I’d started listening to the Grateful Dead at a young age. I had a friend whose nickname was Ola and he introduced me to the band, making me my first cassette tape that included songs like Morning Dew, Truckin’, and China Cat Sunflower. I started buying records and immersing myself in the music, sitting for hours with my guitar and learning the songs. When I heard that the Dead were coming to the Sporto, I rushed out and grabbed a ticket.

I’m not 100 percent sure, but I am fairly confident that I went with my friends Mark and Dean to this show. What I do remember was the feeling I had when the lights went down and the band came on stage. The band unassumingly walked out and began their tuning session while the audience energy began to build. I felt my heart rate increasing, anticipation crawling over me. Finally, after the short eternity, the band turned and faced the crowd and launched into “Alabama Getaway.” I was so blown away that I nearly fell backwards off the chair I was standing on. From that moment, I was completely hooked.

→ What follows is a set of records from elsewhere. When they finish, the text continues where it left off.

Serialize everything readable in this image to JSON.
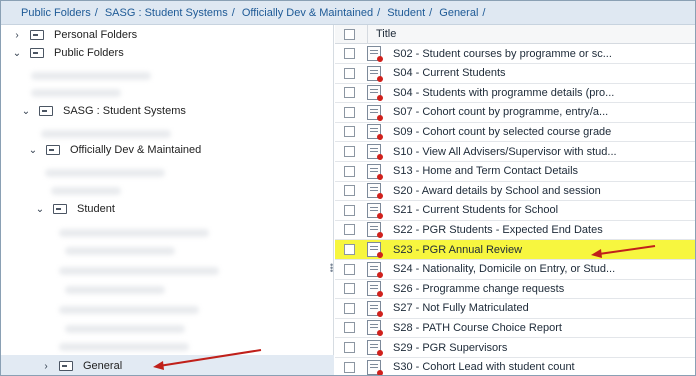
{
  "breadcrumb": [
    "Public Folders",
    "SASG : Student Systems",
    "Officially Dev & Maintained",
    "Student",
    "General"
  ],
  "breadcrumb_sep": "/",
  "tree": {
    "personal_folders": "Personal Folders",
    "public_folders": "Public Folders",
    "sasg": "SASG : Student Systems",
    "official": "Officially Dev & Maintained",
    "student": "Student",
    "general": "General"
  },
  "table": {
    "header_title": "Title",
    "rows": [
      "S02 - Student courses by programme or sc...",
      "S04 - Current Students",
      "S04 - Students with programme details (pro...",
      "S07 - Cohort count by programme, entry/a...",
      "S09 - Cohort count by selected course grade",
      "S10 - View All Advisers/Supervisor with stud...",
      "S13 - Home and Term Contact Details",
      "S20 - Award details by School and session",
      "S21 - Current Students for School",
      "S22 - PGR Students - Expected End Dates",
      "S23 - PGR Annual Review",
      "S24 - Nationality, Domicile on Entry, or Stud...",
      "S26 - Programme change requests",
      "S27 - Not Fully Matriculated",
      "S28 - PATH Course Choice Report",
      "S29 - PGR Supervisors",
      "S30 - Cohort Lead with student count"
    ],
    "highlighted_row": "S23 - PGR Annual Review"
  },
  "colors": {
    "highlight": "#f7f63f",
    "arrow": "#c0201a",
    "link": "#1e5a96"
  }
}
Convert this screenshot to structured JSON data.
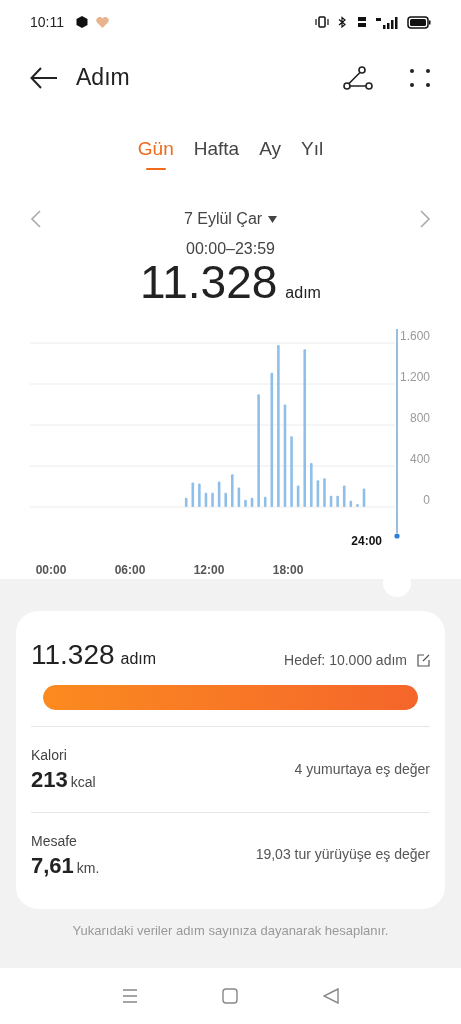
{
  "status_bar": {
    "time": "10:11"
  },
  "header": {
    "title": "Adım"
  },
  "tabs": [
    {
      "label": "Gün",
      "selected": true
    },
    {
      "label": "Hafta",
      "selected": false
    },
    {
      "label": "Ay",
      "selected": false
    },
    {
      "label": "Yıl",
      "selected": false
    }
  ],
  "date_nav": {
    "date": "7 Eylül Çar",
    "range": "00:00–23:59",
    "total": "11.328",
    "unit": "adım"
  },
  "chart": {
    "cursor_label": "24:00",
    "chart_data": {
      "type": "bar",
      "x": [
        10,
        10.5,
        11,
        11.5,
        12,
        12.5,
        13,
        13.5,
        14,
        14.5,
        15,
        15.5,
        16,
        16.5,
        17,
        17.5,
        18,
        18.5,
        19,
        19.5,
        20,
        20.5,
        21,
        21.5,
        22,
        22.5,
        23,
        23.5
      ],
      "grid": true,
      "series": [
        {
          "color": "#8fbfe8",
          "values": [
            90,
            240,
            230,
            140,
            140,
            250,
            140,
            320,
            190,
            70,
            90,
            1100,
            100,
            1310,
            1580,
            1000,
            690,
            210,
            1540,
            430,
            260,
            280,
            110,
            110,
            210,
            60,
            30,
            180
          ]
        }
      ],
      "xlim": [
        0,
        24
      ],
      "ylim": [
        0,
        1600
      ],
      "xticks": [
        {
          "value": 0,
          "label": "00:00"
        },
        {
          "value": 6,
          "label": "06:00"
        },
        {
          "value": 12,
          "label": "12:00"
        },
        {
          "value": 18,
          "label": "18:00"
        }
      ],
      "yticks": [
        {
          "value": 0,
          "label": "0"
        },
        {
          "value": 400,
          "label": "400"
        },
        {
          "value": 800,
          "label": "800"
        },
        {
          "value": 1200,
          "label": "1.200"
        },
        {
          "value": 1600,
          "label": "1.600"
        }
      ]
    }
  },
  "summary": {
    "steps": "11.328",
    "steps_unit": "adım",
    "goal": "Hedef: 10.000 adım",
    "level": 1,
    "stats": [
      {
        "label": "Kalori",
        "value": "213",
        "unit": "kcal",
        "note": "4 yumurtaya eş değer"
      },
      {
        "label": "Mesafe",
        "value": "7,61",
        "unit": "km.",
        "note": "19,03 tur yürüyüşe eş değer"
      }
    ]
  },
  "footnote": "Yukarıdaki veriler adım sayınıza dayanarak hesaplanır."
}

Years later, when I started collecting tapes of Grateful Dead shows, I acquired a copy of this show, which allowed me to relive the experience of when I first saw the band whose music continues to inspire me today. The tape has long since deteriorated, but thanks to the digital age, I was able to easily find the setlist online. My daughter told me last night that “Friend of the Devil” is her favorite Grateful Dead song. They played it the first time I saw them, so it would be truly special if they play it again next week.

Here is the setlist from the Sporto show, 35 years ago.

Set 1:

Alabama Getaway
Greatest Story Ever Told
Friend of the Devil
On the Road Again
Jack-A-Roe
Minglewood Blues
It Must Have Been the Roses
The Race Is On
Althea
Lost Sailor
Saint of Circumstance
Deal

Set 2:

Cold Rain and Snow
Samson and Delilah
China Cat Sunflower
I Know You Rider
Estimated Prophet
Eyes of the World
Drums
Space
Wharf Rat
Around and Around
Good Lovin’

Encore:

(I Can’t Get No) Satisfaction